In the previous installments of this series, I described preaching as a relationship that leads to an encounter with God. But what constitutes “good” preaching? Can it really change people’s lives? How we define “good” preaching affects both how preachers evaluate themselves and how listeners respond in feedback. If preacher and parishioner are to work together to renew Catholic preaching, then what does “good” mean?
In our coaching session, the young priest smiled, “I like to make people happy. They like my jokes.” I suggested that he focus his homily to make one point. He said that he would make that as his goal. Then he admitted, “But I spend more time searching the Internet for a good joke than I do creating my homily.”

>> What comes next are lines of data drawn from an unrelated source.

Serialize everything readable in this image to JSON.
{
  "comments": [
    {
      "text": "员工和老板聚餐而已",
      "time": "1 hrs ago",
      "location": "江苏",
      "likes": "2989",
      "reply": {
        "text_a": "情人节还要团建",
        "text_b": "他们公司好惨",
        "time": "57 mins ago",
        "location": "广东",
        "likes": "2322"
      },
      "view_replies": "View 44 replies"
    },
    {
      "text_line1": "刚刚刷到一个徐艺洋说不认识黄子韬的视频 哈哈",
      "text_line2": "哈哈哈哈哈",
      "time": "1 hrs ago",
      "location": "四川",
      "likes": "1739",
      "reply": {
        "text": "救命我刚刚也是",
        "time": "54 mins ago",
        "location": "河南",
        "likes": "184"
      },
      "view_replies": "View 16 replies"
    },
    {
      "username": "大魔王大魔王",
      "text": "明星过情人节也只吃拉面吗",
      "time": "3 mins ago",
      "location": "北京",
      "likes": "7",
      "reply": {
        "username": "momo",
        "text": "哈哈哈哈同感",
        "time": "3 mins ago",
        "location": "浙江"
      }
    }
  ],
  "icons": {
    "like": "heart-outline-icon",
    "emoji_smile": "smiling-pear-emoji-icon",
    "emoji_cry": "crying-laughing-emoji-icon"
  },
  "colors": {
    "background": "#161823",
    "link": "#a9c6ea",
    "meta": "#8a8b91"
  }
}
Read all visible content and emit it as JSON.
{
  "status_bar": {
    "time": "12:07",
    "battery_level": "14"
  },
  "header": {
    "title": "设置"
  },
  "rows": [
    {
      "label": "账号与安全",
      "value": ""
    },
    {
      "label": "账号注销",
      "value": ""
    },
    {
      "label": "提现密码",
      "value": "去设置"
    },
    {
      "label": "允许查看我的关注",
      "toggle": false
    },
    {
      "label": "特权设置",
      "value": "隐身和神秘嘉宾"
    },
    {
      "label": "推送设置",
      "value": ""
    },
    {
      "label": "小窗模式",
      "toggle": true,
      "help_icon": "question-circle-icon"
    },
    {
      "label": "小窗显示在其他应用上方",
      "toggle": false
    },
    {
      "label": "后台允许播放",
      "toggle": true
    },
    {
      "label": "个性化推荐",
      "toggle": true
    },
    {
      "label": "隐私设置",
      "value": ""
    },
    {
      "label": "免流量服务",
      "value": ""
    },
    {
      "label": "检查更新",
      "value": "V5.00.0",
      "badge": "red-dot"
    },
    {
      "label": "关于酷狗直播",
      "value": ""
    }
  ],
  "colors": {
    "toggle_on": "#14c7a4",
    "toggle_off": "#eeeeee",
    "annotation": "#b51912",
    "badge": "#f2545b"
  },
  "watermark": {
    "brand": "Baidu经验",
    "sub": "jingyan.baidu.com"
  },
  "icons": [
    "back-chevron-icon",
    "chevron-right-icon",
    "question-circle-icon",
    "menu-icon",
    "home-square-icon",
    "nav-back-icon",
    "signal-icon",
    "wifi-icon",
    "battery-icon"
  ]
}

An image circulates on the news: a priest has taped pictures of his parishioners on his pews so that they are “there” when he is saying Mass. Presiding by oneself is empty. When there is no one to talk to, preaching goes flat. There is no energy—there is no head nod, no smile of response, no encouraging (or discouraging) body language from the “other.” Preachers may have once thought that they preached into a vacuum because they rarely got feedback. Now they know what it is like to preach into empty space. It is not the same. Why? Because preaching the Word of God is a two-way communication, a relationship of give and take between pulpit and pew.